_Data records for software interfaces:_
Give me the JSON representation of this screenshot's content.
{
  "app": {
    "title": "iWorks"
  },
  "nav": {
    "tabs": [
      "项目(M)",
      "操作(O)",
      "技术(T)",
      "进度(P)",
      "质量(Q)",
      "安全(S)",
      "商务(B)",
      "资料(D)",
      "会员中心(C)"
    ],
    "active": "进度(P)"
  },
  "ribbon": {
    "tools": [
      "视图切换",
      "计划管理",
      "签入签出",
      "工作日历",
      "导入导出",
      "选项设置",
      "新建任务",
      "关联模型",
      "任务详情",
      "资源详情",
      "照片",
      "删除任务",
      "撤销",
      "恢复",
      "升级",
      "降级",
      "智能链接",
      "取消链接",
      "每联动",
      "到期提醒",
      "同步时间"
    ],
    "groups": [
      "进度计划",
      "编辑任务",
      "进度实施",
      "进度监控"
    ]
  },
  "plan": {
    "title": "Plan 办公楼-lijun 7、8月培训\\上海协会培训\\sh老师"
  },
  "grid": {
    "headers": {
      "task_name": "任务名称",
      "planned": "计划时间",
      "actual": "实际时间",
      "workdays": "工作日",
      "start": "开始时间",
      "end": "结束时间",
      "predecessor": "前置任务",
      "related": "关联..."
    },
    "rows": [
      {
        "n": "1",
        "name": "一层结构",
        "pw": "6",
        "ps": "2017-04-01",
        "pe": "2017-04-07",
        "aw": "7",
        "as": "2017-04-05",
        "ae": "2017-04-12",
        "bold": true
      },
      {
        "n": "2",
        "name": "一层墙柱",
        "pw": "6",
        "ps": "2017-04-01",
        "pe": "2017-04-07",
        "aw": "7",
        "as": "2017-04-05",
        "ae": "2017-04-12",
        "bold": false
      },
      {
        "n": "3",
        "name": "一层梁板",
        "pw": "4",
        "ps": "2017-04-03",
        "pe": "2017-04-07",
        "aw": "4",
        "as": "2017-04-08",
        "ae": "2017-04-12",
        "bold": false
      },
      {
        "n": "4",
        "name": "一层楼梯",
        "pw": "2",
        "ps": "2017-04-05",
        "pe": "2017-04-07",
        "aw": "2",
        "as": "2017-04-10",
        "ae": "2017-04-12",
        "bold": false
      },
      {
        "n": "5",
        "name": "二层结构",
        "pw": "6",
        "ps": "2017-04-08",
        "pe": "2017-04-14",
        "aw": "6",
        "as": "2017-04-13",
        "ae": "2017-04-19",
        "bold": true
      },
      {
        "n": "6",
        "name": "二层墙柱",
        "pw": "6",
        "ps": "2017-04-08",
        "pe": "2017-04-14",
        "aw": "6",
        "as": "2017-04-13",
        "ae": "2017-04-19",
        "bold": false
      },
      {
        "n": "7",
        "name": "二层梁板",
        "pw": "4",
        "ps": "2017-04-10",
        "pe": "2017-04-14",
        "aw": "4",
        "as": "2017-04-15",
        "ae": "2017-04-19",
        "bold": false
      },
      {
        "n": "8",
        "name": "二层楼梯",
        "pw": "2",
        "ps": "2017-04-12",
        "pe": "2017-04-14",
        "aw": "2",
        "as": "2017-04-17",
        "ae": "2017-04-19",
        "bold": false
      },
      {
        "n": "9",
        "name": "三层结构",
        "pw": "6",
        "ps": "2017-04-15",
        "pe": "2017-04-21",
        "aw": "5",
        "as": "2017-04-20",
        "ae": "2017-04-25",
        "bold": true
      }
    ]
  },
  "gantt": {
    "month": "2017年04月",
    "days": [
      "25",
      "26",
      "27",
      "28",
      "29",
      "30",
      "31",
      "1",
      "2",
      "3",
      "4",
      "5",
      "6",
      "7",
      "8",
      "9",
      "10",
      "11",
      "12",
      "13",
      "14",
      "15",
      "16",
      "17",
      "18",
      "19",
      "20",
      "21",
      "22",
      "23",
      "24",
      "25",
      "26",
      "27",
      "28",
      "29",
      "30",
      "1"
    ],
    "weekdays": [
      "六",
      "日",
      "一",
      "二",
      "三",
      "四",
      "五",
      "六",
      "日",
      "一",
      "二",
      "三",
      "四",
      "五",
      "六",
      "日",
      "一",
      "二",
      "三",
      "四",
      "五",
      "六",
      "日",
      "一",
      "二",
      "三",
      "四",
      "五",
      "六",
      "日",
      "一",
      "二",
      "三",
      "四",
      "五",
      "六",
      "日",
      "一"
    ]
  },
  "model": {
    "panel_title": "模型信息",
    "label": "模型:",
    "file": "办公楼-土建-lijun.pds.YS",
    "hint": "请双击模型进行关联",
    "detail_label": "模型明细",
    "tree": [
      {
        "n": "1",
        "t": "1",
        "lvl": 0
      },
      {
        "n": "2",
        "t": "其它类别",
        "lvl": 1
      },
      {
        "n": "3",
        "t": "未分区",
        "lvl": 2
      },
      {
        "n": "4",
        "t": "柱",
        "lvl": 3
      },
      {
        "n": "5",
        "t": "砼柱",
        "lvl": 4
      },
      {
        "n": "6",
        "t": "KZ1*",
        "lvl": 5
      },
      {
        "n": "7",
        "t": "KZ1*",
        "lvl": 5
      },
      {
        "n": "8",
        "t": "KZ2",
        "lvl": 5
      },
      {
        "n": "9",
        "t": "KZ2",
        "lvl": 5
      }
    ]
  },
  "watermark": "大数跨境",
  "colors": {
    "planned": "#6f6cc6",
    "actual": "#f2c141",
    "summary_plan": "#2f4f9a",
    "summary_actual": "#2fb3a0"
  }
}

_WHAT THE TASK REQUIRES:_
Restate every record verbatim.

_EXERCISE SOLUTION:_
Give me the JSON representation of this screenshot's content.
{
  "app": {
    "title": "iWorks"
  },
  "nav": {
    "tabs": [
      "项目(M)",
      "操作(O)",
      "技术(T)",
      "进度(P)",
      "质量(Q)",
      "安全(S)",
      "商务(B)",
      "资料(D)",
      "会员中心(C)"
    ],
    "active": "进度(P)"
  },
  "ribbon": {
    "tools": [
      "视图切换",
      "计划管理",
      "签入签出",
      "工作日历",
      "导入导出",
      "选项设置",
      "新建任务",
      "关联模型",
      "任务详情",
      "资源详情",
      "照片",
      "删除任务",
      "撤销",
      "恢复",
      "升级",
      "降级",
      "智能链接",
      "取消链接",
      "每联动",
      "到期提醒",
      "同步时间"
    ],
    "groups": [
      "进度计划",
      "编辑任务",
      "进度实施",
      "进度监控"
    ]
  },
  "plan": {
    "title": "Plan 办公楼-lijun 7、8月培训\\上海协会培训\\sh老师"
  },
  "grid": {
    "headers": {
      "task_name": "任务名称",
      "planned": "计划时间",
      "actual": "实际时间",
      "workdays": "工作日",
      "start": "开始时间",
      "end": "结束时间",
      "predecessor": "前置任务",
      "related": "关联..."
    },
    "rows": [
      {
        "n": "1",
        "name": "一层结构",
        "pw": "6",
        "ps": "2017-04-01",
        "pe": "2017-04-07",
        "aw": "7",
        "as": "2017-04-05",
        "ae": "2017-04-12",
        "bold": true
      },
      {
        "n": "2",
        "name": "一层墙柱",
        "pw": "6",
        "ps": "2017-04-01",
        "pe": "2017-04-07",
        "aw": "7",
        "as": "2017-04-05",
        "ae": "2017-04-12",
        "bold": false
      },
      {
        "n": "3",
        "name": "一层梁板",
        "pw": "4",
        "ps": "2017-04-03",
        "pe": "2017-04-07",
        "aw": "4",
        "as": "2017-04-08",
        "ae": "2017-04-12",
        "bold": false
      },
      {
        "n": "4",
        "name": "一层楼梯",
        "pw": "2",
        "ps": "2017-04-05",
        "pe": "2017-04-07",
        "aw": "2",
        "as": "2017-04-10",
        "ae": "2017-04-12",
        "bold": false
      },
      {
        "n": "5",
        "name": "二层结构",
        "pw": "6",
        "ps": "2017-04-08",
        "pe": "2017-04-14",
        "aw": "6",
        "as": "2017-04-13",
        "ae": "2017-04-19",
        "bold": true
      },
      {
        "n": "6",
        "name": "二层墙柱",
        "pw": "6",
        "ps": "2017-04-08",
        "pe": "2017-04-14",
        "aw": "6",
        "as": "2017-04-13",
        "ae": "2017-04-19",
        "bold": false
      },
      {
        "n": "7",
        "name": "二层梁板",
        "pw": "4",
        "ps": "2017-04-10",
        "pe": "2017-04-14",
        "aw": "4",
        "as": "2017-04-15",
        "ae": "2017-04-19",
        "bold": false
      },
      {
        "n": "8",
        "name": "二层楼梯",
        "pw": "2",
        "ps": "2017-04-12",
        "pe": "2017-04-14",
        "aw": "2",
        "as": "2017-04-17",
        "ae": "2017-04-19",
        "bold": false
      },
      {
        "n": "9",
        "name": "三层结构",
        "pw": "6",
        "ps": "2017-04-15",
        "pe": "2017-04-21",
        "aw": "5",
        "as": "2017-04-20",
        "ae": "2017-04-25",
        "bold": true
      }
    ]
  },
  "gantt": {
    "month": "2017年04月",
    "days": [
      "25",
      "26",
      "27",
      "28",
      "29",
      "30",
      "31",
      "1",
      "2",
      "3",
      "4",
      "5",
      "6",
      "7",
      "8",
      "9",
      "10",
      "11",
      "12",
      "13",
      "14",
      "15",
      "16",
      "17",
      "18",
      "19",
      "20",
      "21",
      "22",
      "23",
      "24",
      "25",
      "26",
      "27",
      "28",
      "29",
      "30",
      "1"
    ],
    "weekdays": [
      "六",
      "日",
      "一",
      "二",
      "三",
      "四",
      "五",
      "六",
      "日",
      "一",
      "二",
      "三",
      "四",
      "五",
      "六",
      "日",
      "一",
      "二",
      "三",
      "四",
      "五",
      "六",
      "日",
      "一",
      "二",
      "三",
      "四",
      "五",
      "六",
      "日",
      "一",
      "二",
      "三",
      "四",
      "五",
      "六",
      "日",
      "一"
    ]
  },
  "model": {
    "panel_title": "模型信息",
    "label": "模型:",
    "file": "办公楼-土建-lijun.pds.YS",
    "hint": "请双击模型进行关联",
    "detail_label": "模型明细",
    "tree": [
      {
        "n": "1",
        "t": "1",
        "lvl": 0
      },
      {
        "n": "2",
        "t": "其它类别",
        "lvl": 1
      },
      {
        "n": "3",
        "t": "未分区",
        "lvl": 2
      },
      {
        "n": "4",
        "t": "柱",
        "lvl": 3
      },
      {
        "n": "5",
        "t": "砼柱",
        "lvl": 4
      },
      {
        "n": "6",
        "t": "KZ1*",
        "lvl": 5
      },
      {
        "n": "7",
        "t": "KZ1*",
        "lvl": 5
      },
      {
        "n": "8",
        "t": "KZ2",
        "lvl": 5
      },
      {
        "n": "9",
        "t": "KZ2",
        "lvl": 5
      }
    ]
  },
  "watermark": "大数跨境",
  "colors": {
    "planned": "#6f6cc6",
    "actual": "#f2c141",
    "summary_plan": "#2f4f9a",
    "summary_actual": "#2fb3a0"
  }
}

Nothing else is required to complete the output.